◆ **EXERCISE**: Reproduce the entries in full. Exclude all images from the copy.

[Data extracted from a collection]
####################

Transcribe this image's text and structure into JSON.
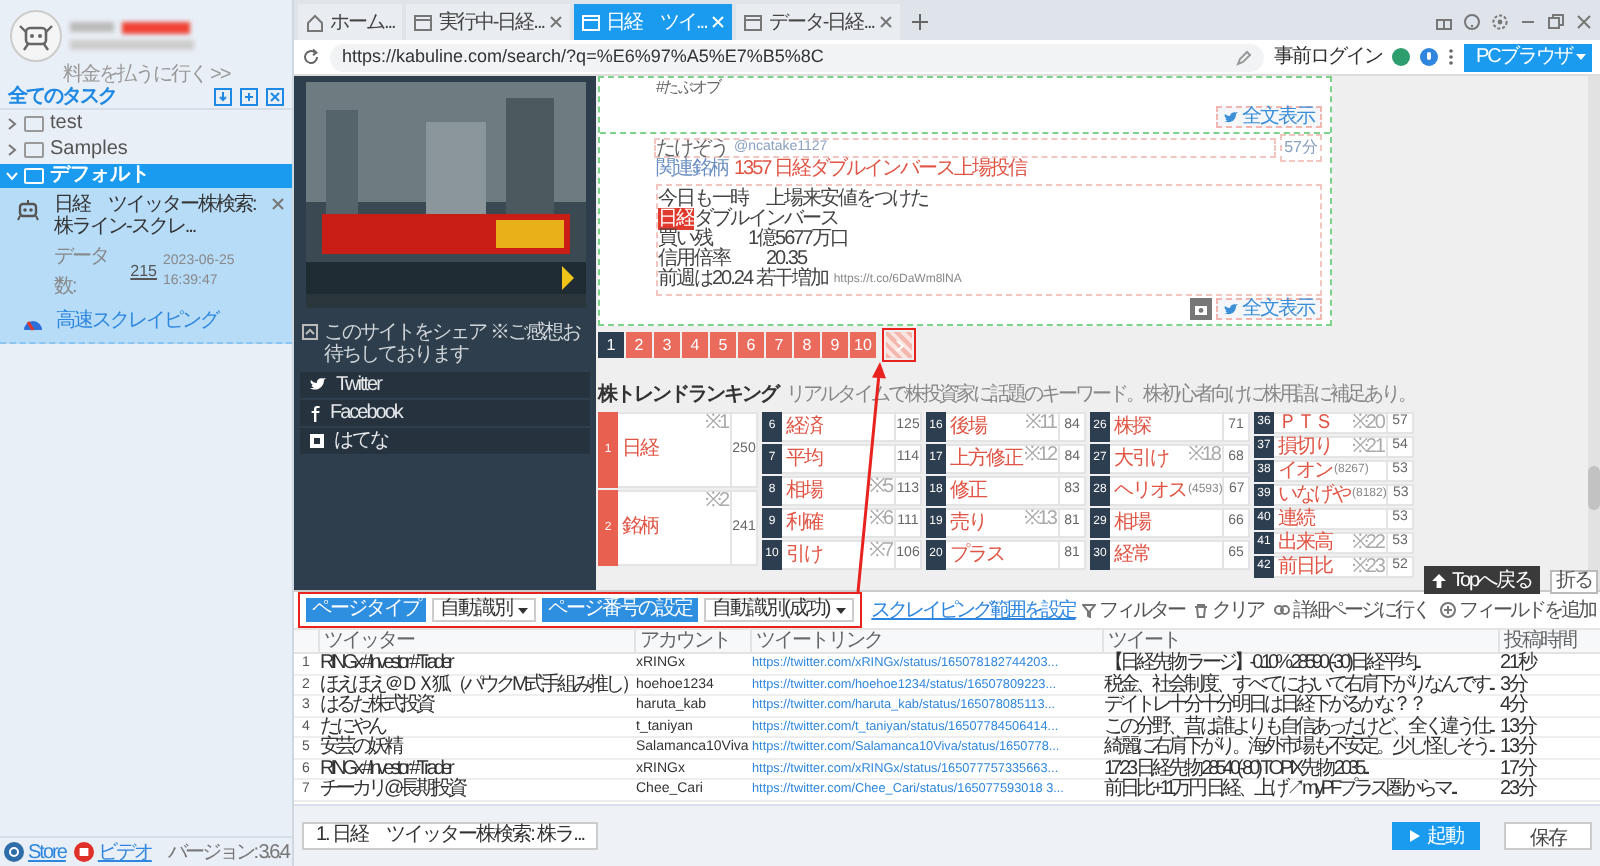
{
  "sidebar": {
    "pay_link": "料金を払うに行く >>",
    "all_tasks": "全てのタスク",
    "tree": [
      {
        "label": "test",
        "expanded": false,
        "selected": false
      },
      {
        "label": "Samples",
        "expanded": false,
        "selected": false
      },
      {
        "label": "デフォルト",
        "expanded": true,
        "selected": true,
        "children": [
          {
            "title": "日経　ツイッター株検索: 株ライン-スクレ...",
            "count_label": "データ数:",
            "count": "215",
            "time": "2023-06-25 16:39:47",
            "mode": "高速スクレイピング"
          }
        ]
      }
    ],
    "footer_links": [
      "Store",
      "ビデオ"
    ],
    "version": "バージョン: 3.6.4"
  },
  "tabs": [
    {
      "kind": "home",
      "label": "ホーム...",
      "selected": false
    },
    {
      "kind": "page",
      "label": "実行中-日経...",
      "selected": false
    },
    {
      "kind": "page",
      "label": "日経　ツイ...",
      "selected": true
    },
    {
      "kind": "page",
      "label": "データ-日経...",
      "selected": false
    }
  ],
  "address_bar": {
    "url": "https://kabuline.com/search/?q=%E6%97%A5%E7%B5%8C",
    "login": "事前ログイン",
    "browser_button": "PCブラウザ"
  },
  "site": {
    "share": {
      "title": "このサイトをシェア ※ご感想お待ちしております",
      "items": [
        "Twitter",
        "Facebook",
        "はてな"
      ]
    },
    "previous_tweet": {
      "text": "#たぶオブ",
      "button": "全文表示"
    },
    "tweet": {
      "name": "たけぞう",
      "handle": "@ncatake1127",
      "time": "57分",
      "related_label": "関連銘柄",
      "related": "1357 日経ダブルインバース上場投信",
      "lines": [
        "今日も一時　上場来安値をつけた",
        "**日経**ダブルインバース",
        "買い残　　1億5677万口",
        "信用倍率　　20.35",
        "前週は20.24 若干増加"
      ],
      "link": "https://t.co/6DaWm8lNA",
      "button": "全文表示"
    },
    "pagination": [
      {
        "label": "1",
        "selected": true
      },
      {
        "label": "2",
        "selected": false
      },
      {
        "label": "3",
        "selected": false
      },
      {
        "label": "4",
        "selected": false
      },
      {
        "label": "5",
        "selected": false
      },
      {
        "label": "6",
        "selected": false
      },
      {
        "label": "7",
        "selected": false
      },
      {
        "label": "8",
        "selected": false
      },
      {
        "label": "9",
        "selected": false
      },
      {
        "label": "10",
        "selected": false
      }
    ],
    "ranking": {
      "title": "株トレンドランキング",
      "subtitle": "リアルタイムで株投資家に話題のキーワード。株初心者向けに株用語に補足あり。",
      "columns": [
        {
          "color": "#e8604f",
          "entries": [
            {
              "rank": "1",
              "word": "日経",
              "note": "※1",
              "count": "250"
            },
            {
              "rank": "2",
              "word": "銘柄",
              "note": "※2",
              "count": "241"
            }
          ]
        },
        {
          "color": "#2c3e50",
          "entries": [
            {
              "rank": "6",
              "word": "経済",
              "count": "125"
            },
            {
              "rank": "7",
              "word": "平均",
              "count": "114"
            },
            {
              "rank": "8",
              "word": "相場",
              "note": "※5",
              "count": "113"
            },
            {
              "rank": "9",
              "word": "利確",
              "note": "※6",
              "count": "111"
            },
            {
              "rank": "10",
              "word": "引け",
              "note": "※7",
              "count": "106"
            }
          ]
        },
        {
          "color": "#2c3e50",
          "entries": [
            {
              "rank": "16",
              "word": "後場",
              "note": "※11",
              "count": "84"
            },
            {
              "rank": "17",
              "word": "上方修正",
              "note": "※12",
              "count": "84"
            },
            {
              "rank": "18",
              "word": "修正",
              "count": "83"
            },
            {
              "rank": "19",
              "word": "売り",
              "note": "※13",
              "count": "81"
            },
            {
              "rank": "20",
              "word": "プラス",
              "count": "81"
            }
          ]
        },
        {
          "color": "#2c3e50",
          "entries": [
            {
              "rank": "26",
              "word": "株探",
              "count": "71"
            },
            {
              "rank": "27",
              "word": "大引け",
              "note": "※18",
              "count": "68"
            },
            {
              "rank": "28",
              "word": "ヘリオス",
              "code": "(4593)",
              "count": "67"
            },
            {
              "rank": "29",
              "word": "相場",
              "count": "66"
            },
            {
              "rank": "30",
              "word": "経常",
              "count": "65"
            }
          ]
        },
        {
          "color": "#2c3e50",
          "entries": [
            {
              "rank": "36",
              "word": "ＰＴＳ",
              "note": "※20",
              "count": "57"
            },
            {
              "rank": "37",
              "word": "損切り",
              "note": "※21",
              "count": "54"
            },
            {
              "rank": "38",
              "word": "イオン",
              "code": "(8267)",
              "count": "53"
            },
            {
              "rank": "39",
              "word": "いなげや",
              "code": "(8182)",
              "count": "53"
            },
            {
              "rank": "40",
              "word": "連続",
              "count": "53"
            },
            {
              "rank": "41",
              "word": "出来高",
              "note": "※22",
              "count": "53"
            },
            {
              "rank": "42",
              "word": "前日比",
              "note": "※23",
              "count": "52"
            }
          ]
        }
      ]
    },
    "top_button": "Topへ戻る",
    "fold_button": "折る"
  },
  "task_panel": {
    "page_type": {
      "label": "ページタイプ",
      "value": "自動識別"
    },
    "page_number": {
      "label": "ページ番号の設定",
      "value": "自動識別(成功)"
    },
    "range_link": "スクレイピング範囲を設定",
    "tools": [
      {
        "kind": "filter",
        "label": "フィルター"
      },
      {
        "kind": "clear",
        "label": "クリア"
      },
      {
        "kind": "link",
        "label": "詳細ページに行く"
      },
      {
        "kind": "add",
        "label": "フィールドを追加"
      }
    ]
  },
  "table": {
    "columns": [
      "ツイッター",
      "アカウント",
      "ツイートリンク",
      "ツイート",
      "投稿時間"
    ],
    "rows": [
      {
        "index": "1",
        "cells": [
          "RINGx #Investor #Trader",
          "xRINGx",
          "https://twitter.com/xRINGx/status/165078182744203...",
          "【日経先物 ラージ】-0.10% 28590 (-30)日経平均...",
          "21秒"
        ]
      },
      {
        "index": "2",
        "cells": [
          "ほえほえ＠ＤＸ狐（パウクM式手組み推し）",
          "hoehoe1234",
          "https://twitter.com/hoehoe1234/status/16507809223...",
          "税金、社会制度、すべてにおいて右肩下がりなんです...",
          "3分"
        ]
      },
      {
        "index": "3",
        "cells": [
          "はるた株式投資",
          "haruta_kab",
          "https://twitter.com/haruta_kab/status/165078085113...",
          "デイトレ十分十分明日は日経下がるかな？？",
          "4分"
        ]
      },
      {
        "index": "4",
        "cells": [
          "たにやん",
          "t_taniyan",
          "https://twitter.com/t_taniyan/status/16507784506414...",
          "この分野、昔は誰よりも自信あったけど、全く違う仕...",
          "13分"
        ]
      },
      {
        "index": "5",
        "cells": [
          "安芸の妖精",
          "Salamanca10Viva",
          "https://twitter.com/Salamanca10Viva/status/1650778...",
          "綺麗に右肩下がり。海外市場も不安定。少し怪しそう...",
          "13分"
        ]
      },
      {
        "index": "6",
        "cells": [
          "RINGx #Investor #Trader",
          "xRINGx",
          "https://twitter.com/xRINGx/status/165077757335663...",
          "17:23 日経先物 28540(-80) TOPIX先物 2035...",
          "17分"
        ]
      },
      {
        "index": "7",
        "cells": [
          "チーカリ@長期投資",
          "Chee_Cari",
          "https://twitter.com/Chee_Cari/status/165077593018 3...",
          "前日比+11万円 日経、上げ↗myPFプラス圏からマ...",
          "23分"
        ]
      }
    ]
  },
  "bottom_bar": {
    "task_tab": "1. 日経　ツイッター株検索: 株ラ...",
    "start": "起動",
    "save": "保存"
  }
}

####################

◆ **RESULT OF THIS EXERCISE**:
Transcribe this image's text and structure into JSON.
{
  "sidebar": {
    "pay_link": "料金を払うに行く >>",
    "all_tasks": "全てのタスク",
    "tree": [
      {
        "label": "test",
        "expanded": false,
        "selected": false
      },
      {
        "label": "Samples",
        "expanded": false,
        "selected": false
      },
      {
        "label": "デフォルト",
        "expanded": true,
        "selected": true,
        "children": [
          {
            "title": "日経　ツイッター株検索: 株ライン-スクレ...",
            "count_label": "データ数:",
            "count": "215",
            "time": "2023-06-25 16:39:47",
            "mode": "高速スクレイピング"
          }
        ]
      }
    ],
    "footer_links": [
      "Store",
      "ビデオ"
    ],
    "version": "バージョン: 3.6.4"
  },
  "tabs": [
    {
      "kind": "home",
      "label": "ホーム...",
      "selected": false
    },
    {
      "kind": "page",
      "label": "実行中-日経...",
      "selected": false
    },
    {
      "kind": "page",
      "label": "日経　ツイ...",
      "selected": true
    },
    {
      "kind": "page",
      "label": "データ-日経...",
      "selected": false
    }
  ],
  "address_bar": {
    "url": "https://kabuline.com/search/?q=%E6%97%A5%E7%B5%8C",
    "login": "事前ログイン",
    "browser_button": "PCブラウザ"
  },
  "site": {
    "share": {
      "title": "このサイトをシェア ※ご感想お待ちしております",
      "items": [
        "Twitter",
        "Facebook",
        "はてな"
      ]
    },
    "previous_tweet": {
      "text": "#たぶオブ",
      "button": "全文表示"
    },
    "tweet": {
      "name": "たけぞう",
      "handle": "@ncatake1127",
      "time": "57分",
      "related_label": "関連銘柄",
      "related": "1357 日経ダブルインバース上場投信",
      "lines": [
        "今日も一時　上場来安値をつけた",
        "**日経**ダブルインバース",
        "買い残　　1億5677万口",
        "信用倍率　　20.35",
        "前週は20.24 若干増加"
      ],
      "link": "https://t.co/6DaWm8lNA",
      "button": "全文表示"
    },
    "pagination": [
      {
        "label": "1",
        "selected": true
      },
      {
        "label": "2",
        "selected": false
      },
      {
        "label": "3",
        "selected": false
      },
      {
        "label": "4",
        "selected": false
      },
      {
        "label": "5",
        "selected": false
      },
      {
        "label": "6",
        "selected": false
      },
      {
        "label": "7",
        "selected": false
      },
      {
        "label": "8",
        "selected": false
      },
      {
        "label": "9",
        "selected": false
      },
      {
        "label": "10",
        "selected": false
      }
    ],
    "ranking": {
      "title": "株トレンドランキング",
      "subtitle": "リアルタイムで株投資家に話題のキーワード。株初心者向けに株用語に補足あり。",
      "columns": [
        {
          "color": "#e8604f",
          "entries": [
            {
              "rank": "1",
              "word": "日経",
              "note": "※1",
              "count": "250"
            },
            {
              "rank": "2",
              "word": "銘柄",
              "note": "※2",
              "count": "241"
            }
          ]
        },
        {
          "color": "#2c3e50",
          "entries": [
            {
              "rank": "6",
              "word": "経済",
              "count": "125"
            },
            {
              "rank": "7",
              "word": "平均",
              "count": "114"
            },
            {
              "rank": "8",
              "word": "相場",
              "note": "※5",
              "count": "113"
            },
            {
              "rank": "9",
              "word": "利確",
              "note": "※6",
              "count": "111"
            },
            {
              "rank": "10",
              "word": "引け",
              "note": "※7",
              "count": "106"
            }
          ]
        },
        {
          "color": "#2c3e50",
          "entries": [
            {
              "rank": "16",
              "word": "後場",
              "note": "※11",
              "count": "84"
            },
            {
              "rank": "17",
              "word": "上方修正",
              "note": "※12",
              "count": "84"
            },
            {
              "rank": "18",
              "word": "修正",
              "count": "83"
            },
            {
              "rank": "19",
              "word": "売り",
              "note": "※13",
              "count": "81"
            },
            {
              "rank": "20",
              "word": "プラス",
              "count": "81"
            }
          ]
        },
        {
          "color": "#2c3e50",
          "entries": [
            {
              "rank": "26",
              "word": "株探",
              "count": "71"
            },
            {
              "rank": "27",
              "word": "大引け",
              "note": "※18",
              "count": "68"
            },
            {
              "rank": "28",
              "word": "ヘリオス",
              "code": "(4593)",
              "count": "67"
            },
            {
              "rank": "29",
              "word": "相場",
              "count": "66"
            },
            {
              "rank": "30",
              "word": "経常",
              "count": "65"
            }
          ]
        },
        {
          "color": "#2c3e50",
          "entries": [
            {
              "rank": "36",
              "word": "ＰＴＳ",
              "note": "※20",
              "count": "57"
            },
            {
              "rank": "37",
              "word": "損切り",
              "note": "※21",
              "count": "54"
            },
            {
              "rank": "38",
              "word": "イオン",
              "code": "(8267)",
              "count": "53"
            },
            {
              "rank": "39",
              "word": "いなげや",
              "code": "(8182)",
              "count": "53"
            },
            {
              "rank": "40",
              "word": "連続",
              "count": "53"
            },
            {
              "rank": "41",
              "word": "出来高",
              "note": "※22",
              "count": "53"
            },
            {
              "rank": "42",
              "word": "前日比",
              "note": "※23",
              "count": "52"
            }
          ]
        }
      ]
    },
    "top_button": "Topへ戻る",
    "fold_button": "折る"
  },
  "task_panel": {
    "page_type": {
      "label": "ページタイプ",
      "value": "自動識別"
    },
    "page_number": {
      "label": "ページ番号の設定",
      "value": "自動識別(成功)"
    },
    "range_link": "スクレイピング範囲を設定",
    "tools": [
      {
        "kind": "filter",
        "label": "フィルター"
      },
      {
        "kind": "clear",
        "label": "クリア"
      },
      {
        "kind": "link",
        "label": "詳細ページに行く"
      },
      {
        "kind": "add",
        "label": "フィールドを追加"
      }
    ]
  },
  "table": {
    "columns": [
      "ツイッター",
      "アカウント",
      "ツイートリンク",
      "ツイート",
      "投稿時間"
    ],
    "rows": [
      {
        "index": "1",
        "cells": [
          "RINGx #Investor #Trader",
          "xRINGx",
          "https://twitter.com/xRINGx/status/165078182744203...",
          "【日経先物 ラージ】-0.10% 28590 (-30)日経平均...",
          "21秒"
        ]
      },
      {
        "index": "2",
        "cells": [
          "ほえほえ＠ＤＸ狐（パウクM式手組み推し）",
          "hoehoe1234",
          "https://twitter.com/hoehoe1234/status/16507809223...",
          "税金、社会制度、すべてにおいて右肩下がりなんです...",
          "3分"
        ]
      },
      {
        "index": "3",
        "cells": [
          "はるた株式投資",
          "haruta_kab",
          "https://twitter.com/haruta_kab/status/165078085113...",
          "デイトレ十分十分明日は日経下がるかな？？",
          "4分"
        ]
      },
      {
        "index": "4",
        "cells": [
          "たにやん",
          "t_taniyan",
          "https://twitter.com/t_taniyan/status/16507784506414...",
          "この分野、昔は誰よりも自信あったけど、全く違う仕...",
          "13分"
        ]
      },
      {
        "index": "5",
        "cells": [
          "安芸の妖精",
          "Salamanca10Viva",
          "https://twitter.com/Salamanca10Viva/status/1650778...",
          "綺麗に右肩下がり。海外市場も不安定。少し怪しそう...",
          "13分"
        ]
      },
      {
        "index": "6",
        "cells": [
          "RINGx #Investor #Trader",
          "xRINGx",
          "https://twitter.com/xRINGx/status/165077757335663...",
          "17:23 日経先物 28540(-80) TOPIX先物 2035...",
          "17分"
        ]
      },
      {
        "index": "7",
        "cells": [
          "チーカリ@長期投資",
          "Chee_Cari",
          "https://twitter.com/Chee_Cari/status/165077593018 3...",
          "前日比+11万円 日経、上げ↗myPFプラス圏からマ...",
          "23分"
        ]
      }
    ]
  },
  "bottom_bar": {
    "task_tab": "1. 日経　ツイッター株検索: 株ラ...",
    "start": "起動",
    "save": "保存"
  }
}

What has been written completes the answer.